By Tyler Kirk
2017 will likely be the year of blockchain, and active fund shops should take notice. With over a quarter trillion dollars fleeing actively managed funds, see Part 1, 2016 was a disappointing year for active managers in the U.S. Blockchain’s cost savings might just be what the doctor ordered.
For 7 years the world struggled to understand bitcoin. Bitcoin was introduced around November 2008, declared property by the IRS in March 2014, and declared a commodity by the CFTC in September 2015. With bitcoin no longer novel, 2016 became the gestation period for bitcoin’s more profound invention, blockchain. As 2017 picks up momentum, we will begin to see financial institutions bringing blockchain applications in from the fringes of the industry and revolutionizing the financial markets. Consider the race by banks to patent their blockchain ideas. It doesn’t look like it will take 7 years for blockchain’s potential to become reality.

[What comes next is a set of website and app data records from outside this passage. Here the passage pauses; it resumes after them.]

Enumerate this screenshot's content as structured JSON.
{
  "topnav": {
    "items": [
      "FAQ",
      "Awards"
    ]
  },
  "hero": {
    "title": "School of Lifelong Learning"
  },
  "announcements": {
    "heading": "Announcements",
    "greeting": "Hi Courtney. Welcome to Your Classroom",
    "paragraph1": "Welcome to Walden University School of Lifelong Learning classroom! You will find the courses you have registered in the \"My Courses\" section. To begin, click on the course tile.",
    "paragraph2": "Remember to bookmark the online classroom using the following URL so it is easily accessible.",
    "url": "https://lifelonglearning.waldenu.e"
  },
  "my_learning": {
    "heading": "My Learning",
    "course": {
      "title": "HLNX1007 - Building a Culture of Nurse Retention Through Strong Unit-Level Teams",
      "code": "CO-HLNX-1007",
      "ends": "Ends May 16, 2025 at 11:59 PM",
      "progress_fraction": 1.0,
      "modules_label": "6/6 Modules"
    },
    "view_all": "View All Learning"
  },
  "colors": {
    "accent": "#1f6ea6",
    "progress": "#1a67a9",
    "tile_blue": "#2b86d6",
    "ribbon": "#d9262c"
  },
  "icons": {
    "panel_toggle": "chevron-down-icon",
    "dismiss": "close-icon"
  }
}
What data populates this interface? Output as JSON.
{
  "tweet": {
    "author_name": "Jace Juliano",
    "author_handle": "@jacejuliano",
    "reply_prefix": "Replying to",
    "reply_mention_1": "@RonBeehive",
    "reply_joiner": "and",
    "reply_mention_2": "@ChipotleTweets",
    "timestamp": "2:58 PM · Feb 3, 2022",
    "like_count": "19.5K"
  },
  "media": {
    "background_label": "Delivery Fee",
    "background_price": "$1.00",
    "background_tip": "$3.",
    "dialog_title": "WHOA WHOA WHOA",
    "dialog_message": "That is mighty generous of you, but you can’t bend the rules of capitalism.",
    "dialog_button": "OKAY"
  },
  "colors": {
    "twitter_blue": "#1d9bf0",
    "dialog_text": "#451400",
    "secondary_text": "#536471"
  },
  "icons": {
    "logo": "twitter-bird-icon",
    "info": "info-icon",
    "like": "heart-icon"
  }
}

Active funds may have the most to gain by endorsing blockchain. They are losing ground to lower cost passive funds and ETFs. One of the promises of blockchain is the reduction in time and expense of settling transactions. International Financial Data Services reports funds could save $100M transacting via blockchain, and do so while reaching millennials through mobile applications. Thus, in the near term, blockchain will help active funds reduce fees by slashing distribution costs.
But, why stop at distribution? Imagine a world, like NASDAQ and t0 have, where all securities transact on the blockchain and settle within 10 minutes. Would forward pricing go away? Would active funds trade just like ETFs? Would the arbitrage mechanism be eliminated forcing ETFs to restructure? Clearly, blockchain can reduce distribution costs for active funds, but that’s just the beginning.

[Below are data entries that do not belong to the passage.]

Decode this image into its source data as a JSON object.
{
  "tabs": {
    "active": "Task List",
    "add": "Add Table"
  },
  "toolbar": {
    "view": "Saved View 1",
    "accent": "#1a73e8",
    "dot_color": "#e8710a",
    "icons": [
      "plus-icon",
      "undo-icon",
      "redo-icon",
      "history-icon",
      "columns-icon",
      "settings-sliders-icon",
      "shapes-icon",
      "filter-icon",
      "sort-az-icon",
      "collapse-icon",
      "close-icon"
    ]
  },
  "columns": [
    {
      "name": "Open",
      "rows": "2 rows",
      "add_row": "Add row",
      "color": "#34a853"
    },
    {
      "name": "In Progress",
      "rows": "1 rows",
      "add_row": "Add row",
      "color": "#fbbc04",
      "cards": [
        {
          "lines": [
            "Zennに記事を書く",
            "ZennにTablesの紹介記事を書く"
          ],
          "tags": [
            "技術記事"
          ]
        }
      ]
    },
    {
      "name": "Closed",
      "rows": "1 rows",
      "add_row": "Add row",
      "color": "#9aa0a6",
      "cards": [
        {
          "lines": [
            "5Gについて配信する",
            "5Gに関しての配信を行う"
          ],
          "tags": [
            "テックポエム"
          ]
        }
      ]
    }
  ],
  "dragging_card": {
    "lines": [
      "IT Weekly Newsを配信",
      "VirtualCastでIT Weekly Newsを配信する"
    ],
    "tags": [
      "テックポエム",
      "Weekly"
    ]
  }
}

Stay tuned for part 3 where we explore how an active fund can get started with blockchain…